Americans can be forgiven for being obsessed with protein. High-protein shakes, bars, cereals, smoothies, yogurt, and even peanut butter stock grocery store shelves. Fast food outlets offer double- and even triple-patty burgers, and these protein bombs have no trouble selling.

Protein is an essential macronutrient that is vital for practically every bodily function. It's needed to build and maintain muscle, repair tissue, and transport nutrients, as well as to make enzymes, hormones, and neurotransmitters, according to Healthline. Not only that, but getting enough protein can help you lose or maintain weight by boosting metabolism and reducing appetite. Chad Kerksick, director of the Exercise and Performance Nutrition Laboratory at Lindenwood University in St. Charles, Missouri, told US News & World Report, "We mostly talk about dietary protein in regard to muscle protein synthesis, but there are trillions of cells in the body that require protein. It is needed for the healthy cell turnover and recovery in the organs, tissues — all of the cells within the immune system require protein." But just how much protein do we really need?

The Dietary Reference Intake (DRI) — the amount recommended by the Institute of Medicine for healthy individuals — is 0.36 grams of protein per pound (or 0.8 grams per kilogram). This is the basic amount of protein needed to prevent deficiency, but, like most things nutrition-related, the precise amount an individual needs depends on a number of factors.

The quality — not just quantity — of protein is important

Men generally need more protein than women because they tend to have more muscle mass and larger bodies. Athletes, bodybuilders, pregnant women, and individuals over the age of 65 also need more protein (via Discover).

Dieticians emphasize that getting enough protein should not be just about quantity, but quality, too. Processed hot dogs are just not on par with grilled salmon. Animal sources like lean meat, fish, eggs, and dairy products generally provide the best sources of protein because the protein is complete. That means that those sources contain all of the essential amino acids, in the right ratios, that our bodies need but can't synthesize on their own. There are a handful of plant-based foods that provide complete protein, like quinoa and buckwheat, but vegans need to be well informed to make sure their protein needs are being met.

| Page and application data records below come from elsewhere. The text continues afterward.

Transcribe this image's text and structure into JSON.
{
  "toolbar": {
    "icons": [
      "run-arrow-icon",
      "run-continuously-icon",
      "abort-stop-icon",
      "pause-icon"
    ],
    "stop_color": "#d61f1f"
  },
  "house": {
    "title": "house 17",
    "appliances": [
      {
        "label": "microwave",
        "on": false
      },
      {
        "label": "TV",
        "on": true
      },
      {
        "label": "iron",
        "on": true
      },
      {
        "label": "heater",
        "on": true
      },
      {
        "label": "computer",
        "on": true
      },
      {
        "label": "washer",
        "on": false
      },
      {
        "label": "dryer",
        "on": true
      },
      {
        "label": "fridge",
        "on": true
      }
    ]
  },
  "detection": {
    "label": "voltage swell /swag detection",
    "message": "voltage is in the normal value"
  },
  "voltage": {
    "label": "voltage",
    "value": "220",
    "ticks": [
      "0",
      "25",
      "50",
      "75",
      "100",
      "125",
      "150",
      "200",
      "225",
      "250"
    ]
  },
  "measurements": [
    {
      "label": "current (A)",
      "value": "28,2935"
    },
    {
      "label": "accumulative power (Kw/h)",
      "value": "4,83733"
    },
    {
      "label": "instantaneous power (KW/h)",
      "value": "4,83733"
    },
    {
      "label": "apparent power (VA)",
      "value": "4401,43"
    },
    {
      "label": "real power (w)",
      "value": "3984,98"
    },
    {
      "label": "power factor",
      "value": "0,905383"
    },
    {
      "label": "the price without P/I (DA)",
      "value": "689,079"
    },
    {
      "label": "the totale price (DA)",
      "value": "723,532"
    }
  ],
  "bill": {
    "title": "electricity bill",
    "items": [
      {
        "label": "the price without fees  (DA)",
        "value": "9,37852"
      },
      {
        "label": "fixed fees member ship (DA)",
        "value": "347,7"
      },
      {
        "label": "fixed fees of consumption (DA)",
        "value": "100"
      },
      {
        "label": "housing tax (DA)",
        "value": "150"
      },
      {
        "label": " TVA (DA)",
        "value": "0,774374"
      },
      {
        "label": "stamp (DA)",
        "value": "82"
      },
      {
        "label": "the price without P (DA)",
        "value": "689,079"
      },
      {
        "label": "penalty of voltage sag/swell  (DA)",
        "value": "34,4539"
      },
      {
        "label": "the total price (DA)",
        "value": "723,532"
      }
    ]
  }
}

Chances are excellent that when it comes to protein, you're getting enough. According to LiveStrong, most Americans actually consume more protein than they actually need, and protein deficiency in the U.S. is rare.